Joint Venture Means a True Partnership
City, state and local governments support the concept of joint ventures between MWBE-certified and non-certified firms. However, they also recognize that such partnerships can be used to circumvent existing MWBE rules. Thus, federal, state and local laws provide clear guidelines for the structure of joint ventures between certified and non-certified firms. These include rules around capital contributions, workforce participation, equaitable share in profits and losses, and more.
The joint venture agreement must spell out the capital or credit contribution of each party, which must be commensurate with its ownership in the venture. For example, if a minority or woman-owned business enters into a 50 percent partnership with a non-certified firm, its capital contribution should be roughly 50 percent of the budget for the work to be performed.
Similarly, all parties in the contract must supply a “percentage of value added services representing an equitable interest in the joint venture.” In other words, the minority or woman- owned business can’t simply sign the contract claiming 50 percent ownership and use the workforce of the non-certified firm to complete the work. Additionally, the MWBE firm must add specific knowledge and expertise that directly advances the performance of the contract work.
Profit and Loss
State and federal laws also clearly state that each party to a joint venture must share in the profits and losses of the venture in an amount commensurate with their ownership interest. So, if an MWBE claims 30 percent ownership of a joint venture, it should be paid 30 percent of the net profits from the job. Similarly, if the project loses money, all parties must share in the losses equitably.
The penalties for MWBE fraud, whether it’s done intentionally or as a result of ignorance of the law, can be severe.

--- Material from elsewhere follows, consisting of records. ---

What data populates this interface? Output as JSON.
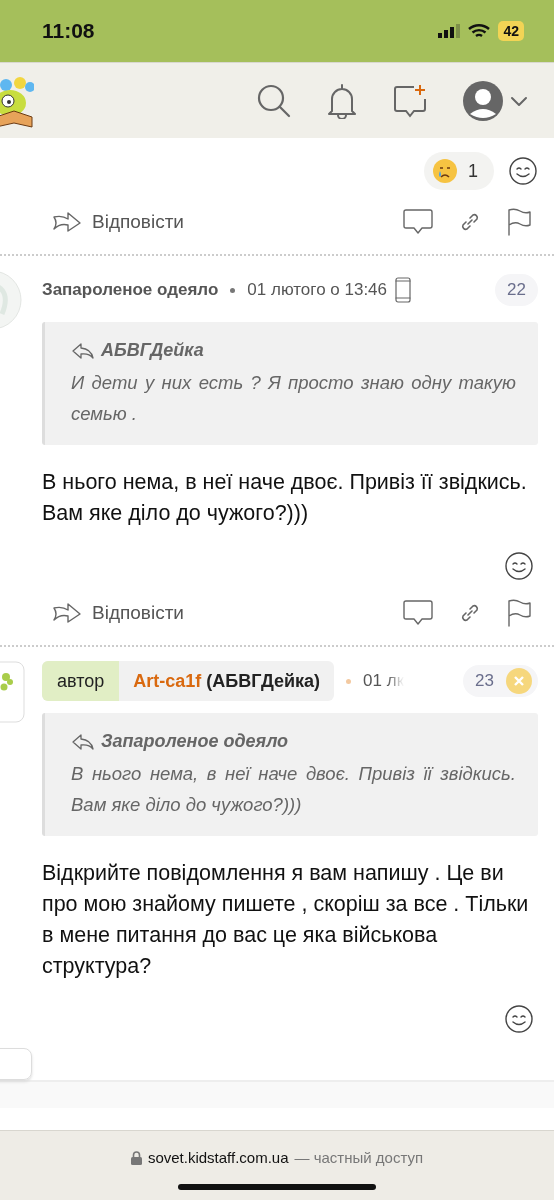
{
  "status_bar": {
    "time": "11:08",
    "battery": "42"
  },
  "posts": [
    {
      "kind": "tail",
      "reactions": [
        {
          "count": "1"
        }
      ],
      "reply_label": "Відповісти"
    },
    {
      "kind": "post",
      "avatar": {
        "kind": "circle"
      },
      "author": "Запароленое одеяло",
      "date": "01 лютого о 13:46",
      "number": "22",
      "quote": {
        "author": "АБВГДейка",
        "text": "И дети у них есть ? Я просто знаю одну такую семью ."
      },
      "body": "В нього нема, в неї наче двоє. Привіз її звідкись. Вам яке діло до чужого?)))",
      "reply_label": "Відповісти"
    },
    {
      "kind": "post",
      "avatar": {
        "kind": "square"
      },
      "author_badge": "автор",
      "author": "Art-ca1f",
      "author_suffix": "(АБВГДейка)",
      "date": "01 лк",
      "number": "23",
      "quote": {
        "author": "Запароленое одеяло",
        "text": "В нього нема, в неї наче двоє. Привіз її звідкись. Вам яке діло до чужого?)))"
      },
      "body": "Відкрийте повідомлення я вам напишу . Це ви про мою знайому пишете , скоріш за все . Тільки в мене питання до вас це яка військова структура?"
    }
  ],
  "browser_bar": {
    "url": "sovet.kidstaff.com.ua",
    "suffix": "— частный доступ"
  }
}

So, before entering into a joint venture, make sure you understand federal and state laws. The agency that issued your MWBE or DBE certification can guide you to the resources and information you need.
About The Carmoon Group
The Carmoon Group, Ltd. is an insurance broker headquartered in Hicksville, New York. Through our large affiliate network, we provide risk management solutions and a full suite of business insurance products to companies all across the United States. A minority-owned company with over 20 years of experience helping businesses of all sizes meet their goals, we are uniquely qualified to help your businesses grow. So why not give us a call today to discuss your needs? Or if you prefer, reach out online and we will get back to you at a convenient time.